Repeat back every line of the data, exactly.

━━━

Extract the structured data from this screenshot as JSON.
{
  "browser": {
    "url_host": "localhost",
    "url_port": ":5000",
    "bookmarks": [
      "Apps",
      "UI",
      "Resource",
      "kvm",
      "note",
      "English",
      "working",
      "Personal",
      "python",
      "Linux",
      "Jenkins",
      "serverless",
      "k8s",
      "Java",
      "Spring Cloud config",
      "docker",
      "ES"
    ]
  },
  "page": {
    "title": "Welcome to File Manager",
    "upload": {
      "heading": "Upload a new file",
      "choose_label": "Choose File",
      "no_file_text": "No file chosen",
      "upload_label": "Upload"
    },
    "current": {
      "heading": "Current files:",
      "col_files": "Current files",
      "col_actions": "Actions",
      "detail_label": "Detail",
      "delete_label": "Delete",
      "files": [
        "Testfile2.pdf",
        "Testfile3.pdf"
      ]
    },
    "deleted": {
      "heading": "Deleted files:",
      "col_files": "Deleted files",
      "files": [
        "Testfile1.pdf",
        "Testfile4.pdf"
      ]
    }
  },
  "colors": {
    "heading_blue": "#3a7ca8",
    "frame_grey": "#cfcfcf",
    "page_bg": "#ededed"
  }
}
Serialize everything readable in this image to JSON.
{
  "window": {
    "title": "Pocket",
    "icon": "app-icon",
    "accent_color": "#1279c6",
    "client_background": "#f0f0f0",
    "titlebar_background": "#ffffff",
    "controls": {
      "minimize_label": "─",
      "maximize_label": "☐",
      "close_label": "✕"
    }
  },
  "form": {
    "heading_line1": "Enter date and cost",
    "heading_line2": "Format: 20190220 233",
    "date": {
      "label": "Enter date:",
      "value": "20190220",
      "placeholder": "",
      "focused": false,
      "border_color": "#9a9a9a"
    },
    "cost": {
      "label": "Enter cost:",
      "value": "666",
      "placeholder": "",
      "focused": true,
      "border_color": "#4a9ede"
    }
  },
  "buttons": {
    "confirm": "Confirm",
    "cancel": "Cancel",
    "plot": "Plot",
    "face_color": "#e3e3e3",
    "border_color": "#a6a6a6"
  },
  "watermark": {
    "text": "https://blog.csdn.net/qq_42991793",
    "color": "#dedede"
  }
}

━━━

Output for this exercise>
Extract the structured data from this screenshot as JSON.
{
  "browser": {
    "url_host": "localhost",
    "url_port": ":5000",
    "bookmarks": [
      "Apps",
      "UI",
      "Resource",
      "kvm",
      "note",
      "English",
      "working",
      "Personal",
      "python",
      "Linux",
      "Jenkins",
      "serverless",
      "k8s",
      "Java",
      "Spring Cloud config",
      "docker",
      "ES"
    ]
  },
  "page": {
    "title": "Welcome to File Manager",
    "upload": {
      "heading": "Upload a new file",
      "choose_label": "Choose File",
      "no_file_text": "No file chosen",
      "upload_label": "Upload"
    },
    "current": {
      "heading": "Current files:",
      "col_files": "Current files",
      "col_actions": "Actions",
      "detail_label": "Detail",
      "delete_label": "Delete",
      "files": [
        "Testfile2.pdf",
        "Testfile3.pdf"
      ]
    },
    "deleted": {
      "heading": "Deleted files:",
      "col_files": "Deleted files",
      "files": [
        "Testfile1.pdf",
        "Testfile4.pdf"
      ]
    }
  },
  "colors": {
    "heading_blue": "#3a7ca8",
    "frame_grey": "#cfcfcf",
    "page_bg": "#ededed"
  }
}
Serialize everything readable in this image to JSON.
{
  "window": {
    "title": "Pocket",
    "icon": "app-icon",
    "accent_color": "#1279c6",
    "client_background": "#f0f0f0",
    "titlebar_background": "#ffffff",
    "controls": {
      "minimize_label": "─",
      "maximize_label": "☐",
      "close_label": "✕"
    }
  },
  "form": {
    "heading_line1": "Enter date and cost",
    "heading_line2": "Format: 20190220 233",
    "date": {
      "label": "Enter date:",
      "value": "20190220",
      "placeholder": "",
      "focused": false,
      "border_color": "#9a9a9a"
    },
    "cost": {
      "label": "Enter cost:",
      "value": "666",
      "placeholder": "",
      "focused": true,
      "border_color": "#4a9ede"
    }
  },
  "buttons": {
    "confirm": "Confirm",
    "cancel": "Cancel",
    "plot": "Plot",
    "face_color": "#e3e3e3",
    "border_color": "#a6a6a6"
  },
  "watermark": {
    "text": "https://blog.csdn.net/qq_42991793",
    "color": "#dedede"
  }
}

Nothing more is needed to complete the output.